1. Wide shot, sign "Bravehearts Men In Skirts", pans to people milling around exhibition
2. Wide exhibit
3. Mid shot leather skirt, and top
4. Close up leather skirt
5. Tilt-up from socks to "Scottish" inspired kilt
6. Set up shot Jean Paul Gaultier
7. SOUNDBITE (English) Jean Paul Gaultier, Fashion Designer:
"My purpose is not to make every man wear a skirt, I don't imagine a world where men wear only skirt. The purpose is each man has a right to wear a skirt so it's more of freedom each man to wear what he wants."
8. Woman looking at male kimonos
9. Close up male kimono
10. Mid shot two skirt/outfits
11. Close up head gear for the outfits
12. SOUNDBITE (English) Jean Paul Gaultier, Fashion Designer:
"The woman looking at men, they were liking to see something not so feminine but fragile in the man. Even in the emotion, not so macho so some of the girls love the idea of a man in a skirt, it doesn't mean a feminine skirt it could be a very masculine skirt. It is what I tried to do, now we are one step further than that not only can a man wear a skirt have the freedom to wear a skirt but have the freedom also to have make-up."
13. Wide of several skirts
14. Mid shot woman looking at skirts
15. Wide three grass skirts for men
16. Close up grass skirt
17. Wide museum exterior
18. Close up sign promoting the exhibition
A new exhibition at the Metropolitan Museum of Art in New York that showcases the skirt as an item of male clothing opens on Tuesday.
Sponsored by French designer Jean-Paul Gaultier,
the exhibit entitled "Bravehearts: Men in Skirts" aims to
end the feminine connotations traditionally linked to the skirt, and show it in a male environment.
At a gala evening on Monday, Gaultier - who has been known to send a men's skirt or two down the runway - said his designs are about freedom for men to wear what they want.

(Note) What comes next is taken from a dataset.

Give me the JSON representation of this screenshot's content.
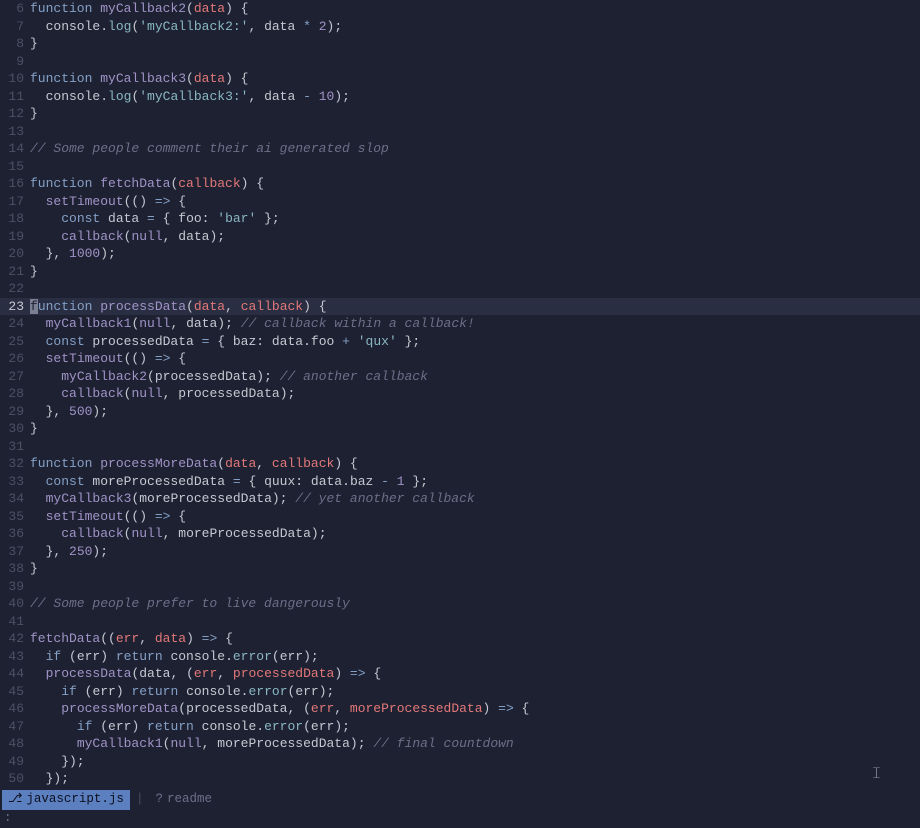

"I'm not trying to put all men in skirts. I just want to give them the freedom to wear a skirt if they want to. Women fought for years to wear trousers," he said.
Skirts on display in the exhibit include modern kaftans from Miguel Adrover and Roberto Cavalli; leather punk-rock outfits by Vivienne Westwood; androgynous coats and "mini-shirts" inspired by David Bowie and Mick Jagger from the 1970s; and Courtney Love's baby doll dress, worn by her late
husband, Kurt Cobain, on stage in the early 1990s.
Historical pieces, such as tribal grass skirts, Greek and Hungarian folk costumes and traditional Scottish "belted plaids," large pieces of fabric slung over the shoulder and then wrapped around the waist as kilts, are also featured.
Designer John Galliano's version of a papal outfit, for the Christian Dior Haute Couture collection, is sure to draw the crowds.
The text accompanying the glittery gold coat dress explains that ecclesiastical garments often feature skirt bottoms because they distinguish religious leaders from ordinary men, and "deny and deflect" the wearers' sexual presence.
The exhibition includes three skirts ordered on the Web as part of an Internet campaign called "Men Against Trouser Tyranny," which argues that skirts are more comfortable and practical.
"Bravehearts: Men in Skirts" runs until Feb 8th (2004).
You can license this story through AP Archive: http://www.aparchive.com/metadata/youtube/75674f66078a3dd2a47a44947f8d0477
Find out more about AP Archive: http://www.aparchive.com/HowWeWork